Campell couldn’t discuss the details of the recommendations because she wanted to give the NFL a chance to consider the options and decide on next steps. However, among the suggestions were a number of organizations that are led by women of color that can serve as resources in cities across the country that have NFL teams, according to a press release about the meeting.
What Campbell did discuss was the need for diversity on the panel that is making decisions about how to proceed on this issue. A single women of color has been appointed to the panel the NFL created to address these issues, but, as Campbell says, “We feel they can do more. Hence the recommendations.”
To be sure, domestic violence is an issue that’s larger than the NFL.
“Cultural change needs to happen,” Campbell continued. “Domestic violence is a problem in this country. There’s an opportunity to hone in on that. To be able t work and engage with [the NFL] is the best we can do.” And, perhaps, the NFL can serve as a model for how the country can move forward.
In terms of diversity, the Black Women’s Roundtable sees its role as one of bringing cultural nuance to the table. One example Campbell used was where Black women turn for help. Traditionally, it’s not a hotline, but rather a church or family member. So any strategies moving forward should take that into account.
But whether the league ultimately does what needs to be done is up to them.
“The devil will be in the details when it comes to their policy changes,” Campbell told MN. “It’s up to us to make sure this isn’t lip service.”
There’s no deadline for feedback on the recommendations, but Campbell says communication continues.
“Surely this is something that won’t get fixed overnight. But it’s important to stick with it. We’re talking about people’s lives,” she said.
Football season is here and it’s always a great time to bond with family and friends, and get out into the crisp fall air and stay in shape. The NFL knows this all too well so I was excited to join them recently at Six Flags Great Adventure in Jackson, New Jersey, for the NFL Tweens/Juniors Father & Daughter Day event.
#GoMommy: The NFL Tween Apparel Collection Kicks Off With China Anne McClain
Could Constant Head Injuries Be The Reason Why So Many NFL Players Are In Trouble For Domestic Violence?
If you’ve been watching the news lately, I’m sure you’re probably wondering, what’s going on with so many NFL players that they are being accused of domestic violence one right after the other? And while NFL Commissioner Roger Goodell and the league are working to find the right ways to punish these players for their actions, the folks at “Real Sports with Bryant Gumbel” (great show by the way) are wondering if there is something behind these assaults that the NFL hasn’t yet looked into.
In the preview for an upcoming episode of the show, correspondent Jon Frankel talks with not only doctors, but the wife of late San Diego Chargers safety, Paul Oliver. The NFL player, 29, committed suicide on this very day last year, shooting himself in front of his wife and two sons in his home. His widow, Chelsea Young, says that before he took his own life, Oliver gradually became more violent with her. She says that she had known him since college and he was never abusive before, but when he started to be, she says that he told her “I don’t know what’s wrong with me.”

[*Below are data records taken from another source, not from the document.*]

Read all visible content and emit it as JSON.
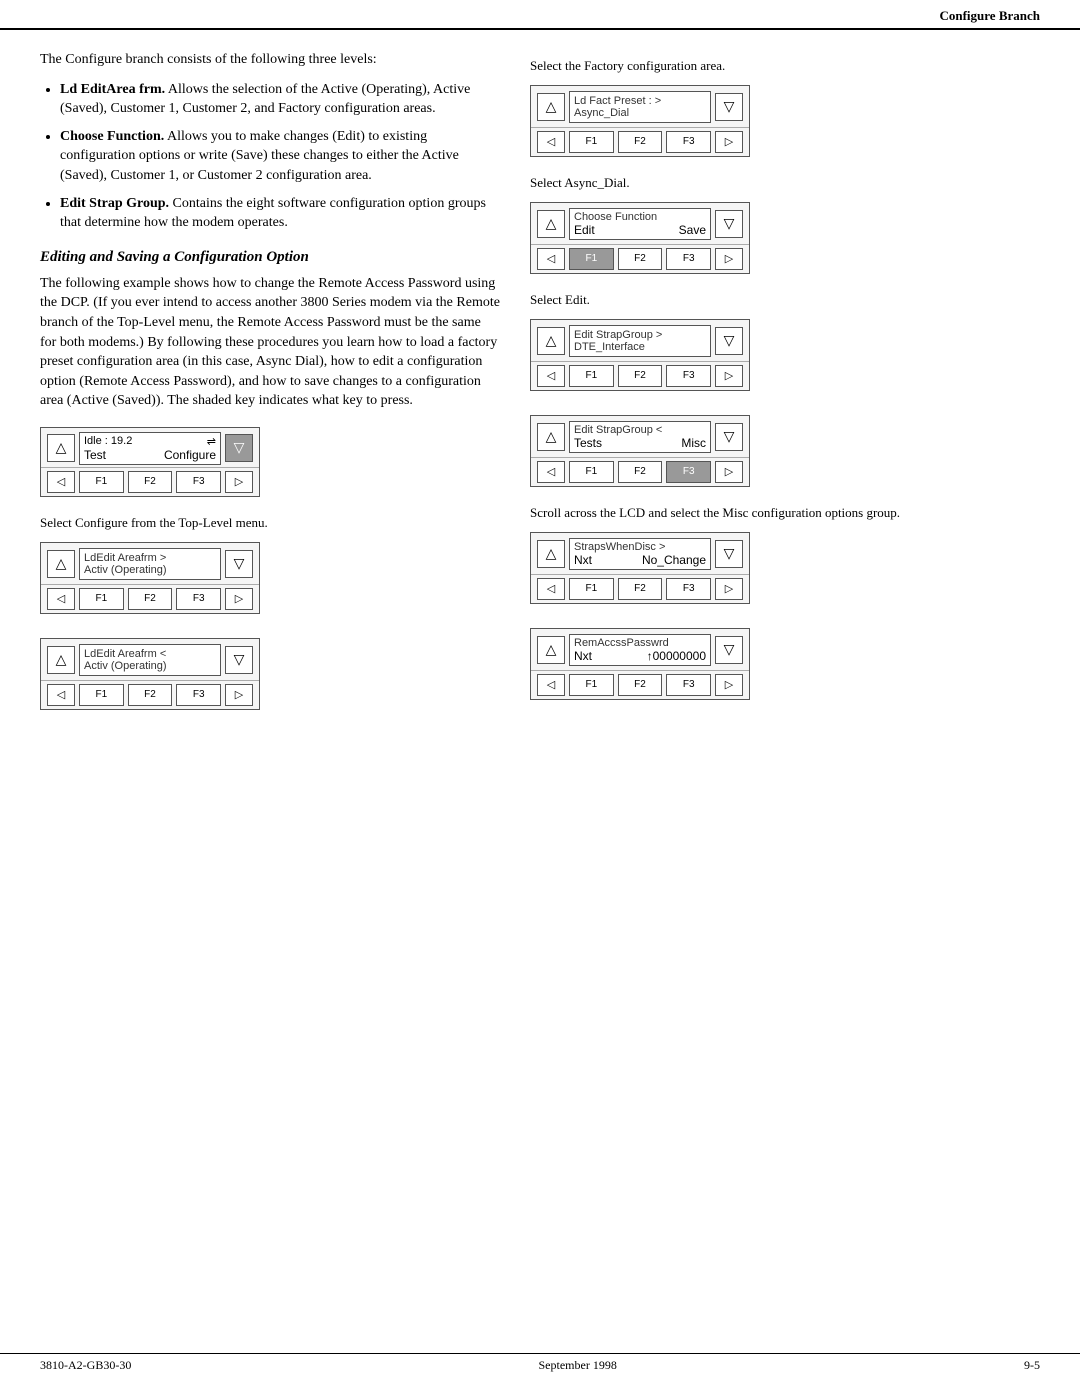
{
  "header": {
    "title": "Configure Branch"
  },
  "footer": {
    "part_number": "3810-A2-GB30-30",
    "date": "September 1998",
    "page": "9-5"
  },
  "intro": {
    "p1": "The Configure branch consists of the following three levels:",
    "bullets": [
      {
        "term": "Ld EditArea frm.",
        "text": "Allows the selection of the Active (Operating), Active (Saved), Customer 1, Customer 2, and Factory configuration areas."
      },
      {
        "term": "Choose Function.",
        "text": "Allows you to make changes (Edit) to existing configuration options or write (Save) these changes to either the Active (Saved), Customer 1, or Customer 2 configuration area."
      },
      {
        "term": "Edit Strap Group.",
        "text": "Contains the eight software configuration option groups that determine how the modem operates."
      }
    ]
  },
  "section_heading": "Editing and Saving a Configuration Option",
  "section_body": "The following example shows how to change the Remote Access Password using the DCP. (If you ever intend to access another 3800 Series modem via the Remote branch of the Top-Level menu, the Remote Access Password must be the same for both modems.) By following these procedures you learn how to load a factory preset configuration area (in this case, Async Dial), how to edit a configuration option (Remote Access Password), and how to save changes to a configuration area (Active (Saved)). The shaded key indicates what key to press.",
  "panels": {
    "idle": {
      "line1_left": "Idle : 19.2",
      "line1_right": "⇌",
      "line2_left": "Test",
      "line2_right": "Configure",
      "f1": "F1",
      "f2": "F2",
      "f3": "F3",
      "shaded": "right"
    },
    "caption_configure": "Select Configure from the Top-Level menu.",
    "ldedit_active1": {
      "line1": "LdEdit Areafrm    >",
      "line2": "Activ (Operating)",
      "f1": "F1",
      "f2": "F2",
      "f3": "F3"
    },
    "ldedit_active2": {
      "line1": "LdEdit Areafrm    <",
      "line2": "Activ (Operating)",
      "f1": "F1",
      "f2": "F2",
      "f3": "F3"
    },
    "ldfact": {
      "line1": "Ld Fact Preset :   >",
      "line2": "Async_Dial",
      "caption": "Select the Factory configuration area.",
      "f1": "F1",
      "f2": "F2",
      "f3": "F3"
    },
    "caption_asyncdial": "Select Async_Dial.",
    "choose_function": {
      "line1": "Choose Function",
      "line2_left": "Edit",
      "line2_right": "Save",
      "f1": "F1",
      "f2": "F2",
      "f3": "F3"
    },
    "caption_edit": "Select Edit.",
    "edit_strap1": {
      "line1": "Edit StrapGroup   >",
      "line2": "DTE_Interface",
      "f1": "F1",
      "f2": "F2",
      "f3": "F3"
    },
    "edit_strap2": {
      "line1": "Edit StrapGroup   <",
      "line2_left": "Tests",
      "line2_right": "Misc",
      "f1": "F1",
      "f2": "F2",
      "f3": "F3"
    },
    "caption_misc": "Scroll across the LCD and select the Misc configuration options group.",
    "straps_when": {
      "line1": "StrapsWhenDisc   >",
      "line2_left": "Nxt",
      "line2_right": "No_Change",
      "f1": "F1",
      "f2": "F2",
      "f3": "F3"
    },
    "rem_access": {
      "line1": "RemAccssPasswrd",
      "line2_left": "Nxt",
      "line2_right": "↑00000000",
      "f1": "F1",
      "f2": "F2",
      "f3": "F3"
    }
  }
}
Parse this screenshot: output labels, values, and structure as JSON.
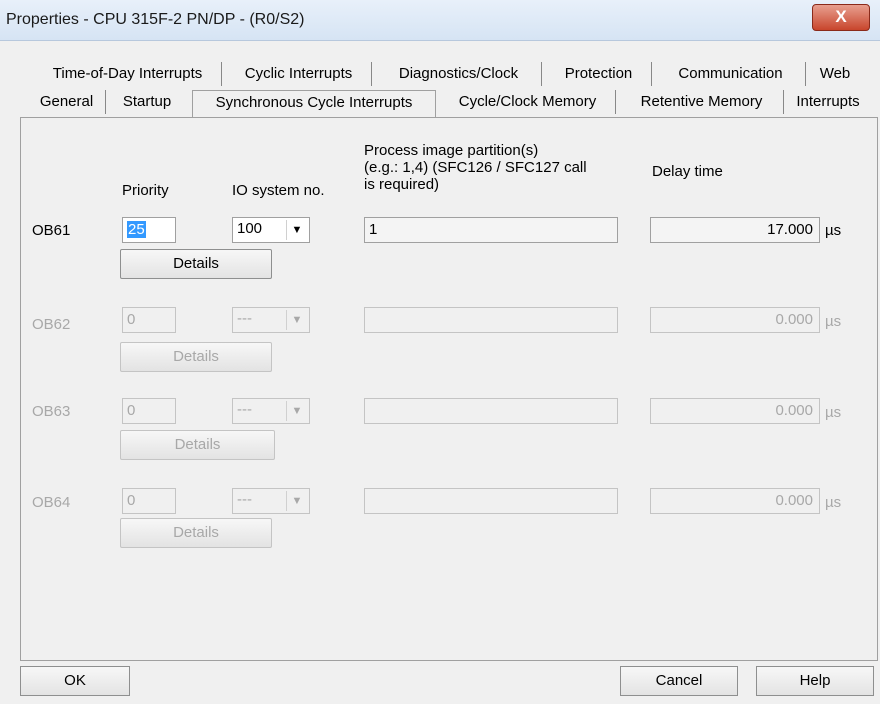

In the piece, Young sends Oliver’s brains to Boston University to have them examined and it’s discovered that he had advanced CTE (chronic traumatic encephalopathy). And while it’s not yet been proven that repeated concussions can cause CTE, the condition can be caused by exposure to a major blast or blow and the subsequent movement of the head afterwards. Symptoms of CTE, including depression, aggression and memory loss, can appear years or even decades after the injury.
It’s an interesting question to ask, whether or not the injuries NFL players sustain play a part in them acting out in such violent ways, and it looks like one Frankel will seek an answer to in his segment, which airs in full on October 21 on HBO. Check out the preview below and share your thoughts.